**Work to complete**
Return only the number of lines in the entries below that hold the word "Test".

····················

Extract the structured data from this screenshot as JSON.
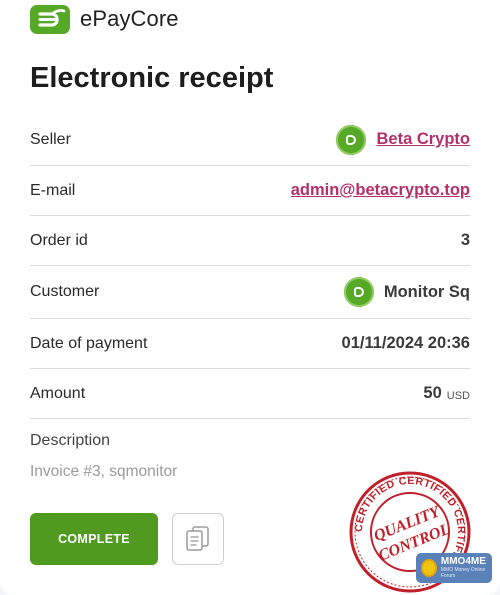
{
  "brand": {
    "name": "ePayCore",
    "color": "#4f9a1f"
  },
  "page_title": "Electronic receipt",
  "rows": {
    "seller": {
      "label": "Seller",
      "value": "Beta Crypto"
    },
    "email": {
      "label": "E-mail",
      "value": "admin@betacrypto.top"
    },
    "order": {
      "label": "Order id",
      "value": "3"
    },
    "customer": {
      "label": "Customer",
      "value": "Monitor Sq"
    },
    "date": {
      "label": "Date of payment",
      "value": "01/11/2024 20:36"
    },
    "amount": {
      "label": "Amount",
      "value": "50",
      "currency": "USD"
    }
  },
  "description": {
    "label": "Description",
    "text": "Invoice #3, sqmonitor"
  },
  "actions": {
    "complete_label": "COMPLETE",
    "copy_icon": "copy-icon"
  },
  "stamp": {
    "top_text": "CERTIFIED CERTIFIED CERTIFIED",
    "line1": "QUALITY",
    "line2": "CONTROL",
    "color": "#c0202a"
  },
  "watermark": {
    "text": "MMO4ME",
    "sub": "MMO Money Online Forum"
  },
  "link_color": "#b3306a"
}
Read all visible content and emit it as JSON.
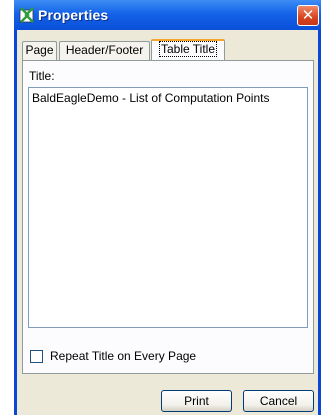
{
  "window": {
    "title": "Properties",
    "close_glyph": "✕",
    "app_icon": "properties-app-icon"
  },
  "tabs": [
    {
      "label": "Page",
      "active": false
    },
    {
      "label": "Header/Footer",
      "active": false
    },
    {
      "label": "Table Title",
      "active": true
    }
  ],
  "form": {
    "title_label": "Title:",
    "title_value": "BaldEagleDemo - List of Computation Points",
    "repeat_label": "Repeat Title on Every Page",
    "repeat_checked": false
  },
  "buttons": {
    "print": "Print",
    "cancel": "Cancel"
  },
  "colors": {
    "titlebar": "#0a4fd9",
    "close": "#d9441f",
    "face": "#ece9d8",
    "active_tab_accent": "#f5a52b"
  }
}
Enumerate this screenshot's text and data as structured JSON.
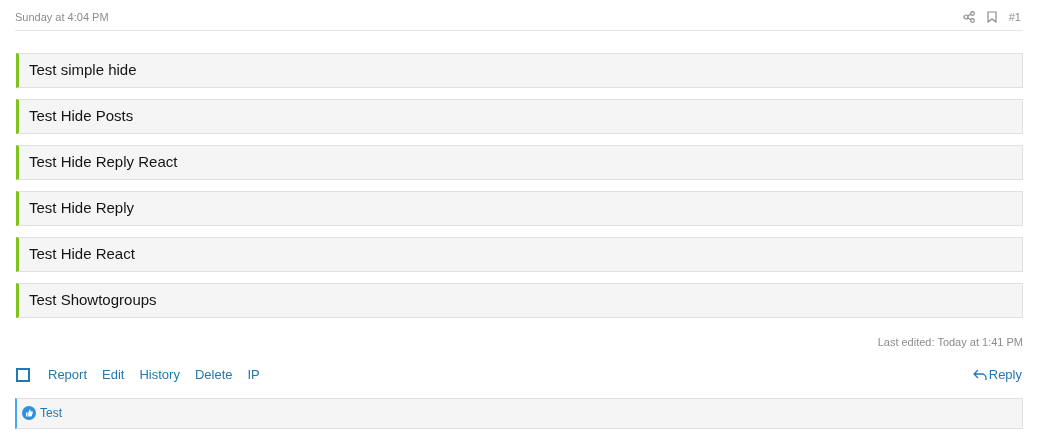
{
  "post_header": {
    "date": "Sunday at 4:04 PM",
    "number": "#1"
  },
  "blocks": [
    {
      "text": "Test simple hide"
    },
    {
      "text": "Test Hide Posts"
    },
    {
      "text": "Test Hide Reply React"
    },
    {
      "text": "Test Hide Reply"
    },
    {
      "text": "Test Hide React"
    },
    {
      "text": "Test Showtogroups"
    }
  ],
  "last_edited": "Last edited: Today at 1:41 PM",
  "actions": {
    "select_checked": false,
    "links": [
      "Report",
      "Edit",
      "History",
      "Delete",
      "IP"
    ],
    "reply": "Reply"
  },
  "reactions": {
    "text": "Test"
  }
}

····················

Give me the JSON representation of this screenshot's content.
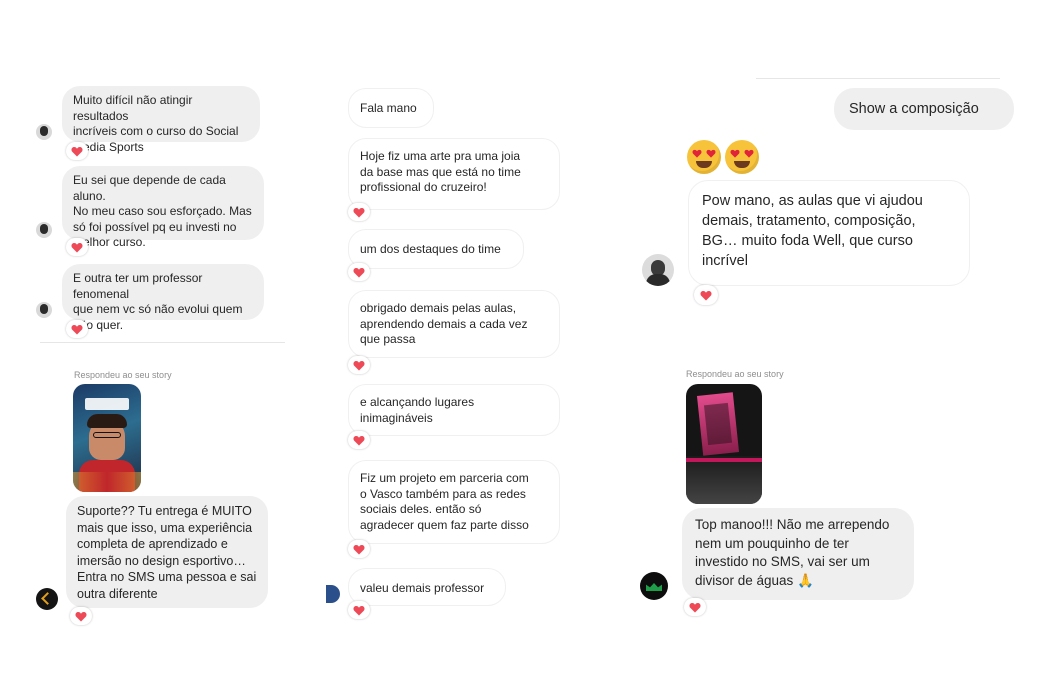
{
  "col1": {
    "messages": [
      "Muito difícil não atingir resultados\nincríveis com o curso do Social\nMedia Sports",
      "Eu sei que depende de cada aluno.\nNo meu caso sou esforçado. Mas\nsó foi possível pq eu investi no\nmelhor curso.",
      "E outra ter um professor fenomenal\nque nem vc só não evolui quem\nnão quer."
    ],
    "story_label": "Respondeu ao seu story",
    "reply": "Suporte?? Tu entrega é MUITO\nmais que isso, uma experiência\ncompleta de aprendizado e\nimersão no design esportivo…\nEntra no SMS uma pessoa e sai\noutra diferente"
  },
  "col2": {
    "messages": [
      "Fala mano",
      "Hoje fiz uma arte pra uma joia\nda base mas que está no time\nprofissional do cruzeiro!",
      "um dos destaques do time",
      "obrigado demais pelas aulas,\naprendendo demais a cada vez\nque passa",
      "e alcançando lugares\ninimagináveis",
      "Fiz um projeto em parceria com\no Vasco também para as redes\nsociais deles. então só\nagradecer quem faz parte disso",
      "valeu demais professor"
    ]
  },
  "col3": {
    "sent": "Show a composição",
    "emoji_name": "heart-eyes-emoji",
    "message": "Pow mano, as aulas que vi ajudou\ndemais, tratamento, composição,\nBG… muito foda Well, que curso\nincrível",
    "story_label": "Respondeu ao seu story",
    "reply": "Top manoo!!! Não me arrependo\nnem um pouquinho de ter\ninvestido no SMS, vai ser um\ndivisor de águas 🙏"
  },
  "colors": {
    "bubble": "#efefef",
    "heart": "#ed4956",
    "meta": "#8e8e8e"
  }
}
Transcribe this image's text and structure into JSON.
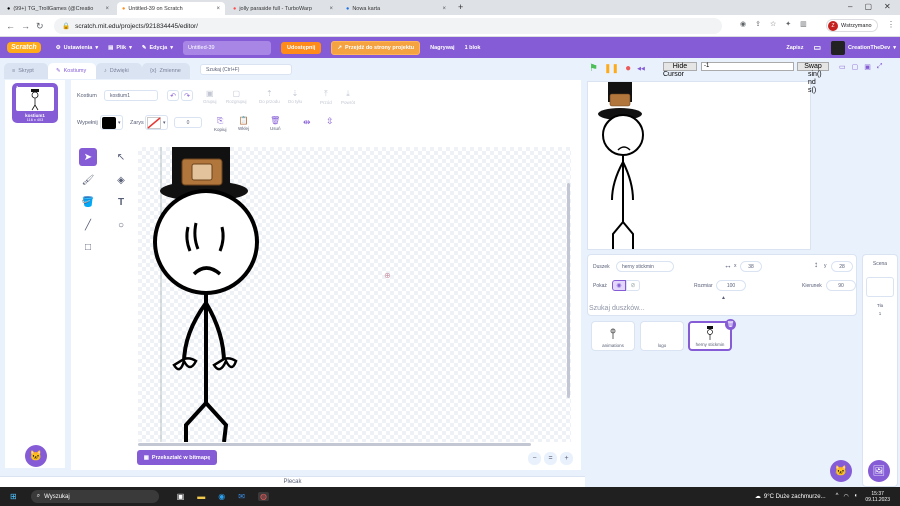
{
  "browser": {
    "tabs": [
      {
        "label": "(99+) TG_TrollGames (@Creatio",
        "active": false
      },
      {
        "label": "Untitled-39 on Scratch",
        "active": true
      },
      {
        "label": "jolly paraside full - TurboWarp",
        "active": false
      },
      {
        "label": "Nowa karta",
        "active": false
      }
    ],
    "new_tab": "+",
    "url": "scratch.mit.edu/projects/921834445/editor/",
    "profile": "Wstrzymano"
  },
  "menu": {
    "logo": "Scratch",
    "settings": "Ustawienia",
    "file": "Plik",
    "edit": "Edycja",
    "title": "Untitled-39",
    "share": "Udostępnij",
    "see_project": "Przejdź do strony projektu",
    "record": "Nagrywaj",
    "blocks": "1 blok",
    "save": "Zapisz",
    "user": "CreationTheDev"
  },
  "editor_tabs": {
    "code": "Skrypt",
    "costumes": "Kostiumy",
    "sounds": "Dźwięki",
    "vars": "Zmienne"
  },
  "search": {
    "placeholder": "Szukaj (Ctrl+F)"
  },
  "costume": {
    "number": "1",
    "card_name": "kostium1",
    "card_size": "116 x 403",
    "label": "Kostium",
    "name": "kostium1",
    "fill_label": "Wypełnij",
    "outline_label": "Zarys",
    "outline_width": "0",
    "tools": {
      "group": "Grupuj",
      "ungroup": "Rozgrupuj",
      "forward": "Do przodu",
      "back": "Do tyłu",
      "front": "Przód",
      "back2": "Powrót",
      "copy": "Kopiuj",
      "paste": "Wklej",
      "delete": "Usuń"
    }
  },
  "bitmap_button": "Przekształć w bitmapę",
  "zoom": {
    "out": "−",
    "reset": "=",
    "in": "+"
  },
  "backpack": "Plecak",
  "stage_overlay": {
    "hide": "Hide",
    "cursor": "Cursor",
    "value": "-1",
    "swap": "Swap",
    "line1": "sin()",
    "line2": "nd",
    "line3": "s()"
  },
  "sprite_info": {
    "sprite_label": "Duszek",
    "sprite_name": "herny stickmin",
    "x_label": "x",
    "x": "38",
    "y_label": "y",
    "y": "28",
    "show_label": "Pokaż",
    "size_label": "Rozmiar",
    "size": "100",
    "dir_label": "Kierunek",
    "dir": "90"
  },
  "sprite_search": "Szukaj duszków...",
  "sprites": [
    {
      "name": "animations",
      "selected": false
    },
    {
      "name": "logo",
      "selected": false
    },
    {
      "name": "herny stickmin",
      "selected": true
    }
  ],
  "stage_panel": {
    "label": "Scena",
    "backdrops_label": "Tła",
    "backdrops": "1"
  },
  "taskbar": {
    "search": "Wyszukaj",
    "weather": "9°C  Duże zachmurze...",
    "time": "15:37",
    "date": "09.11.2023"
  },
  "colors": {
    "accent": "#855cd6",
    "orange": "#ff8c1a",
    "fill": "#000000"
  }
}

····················

**Finished task**
7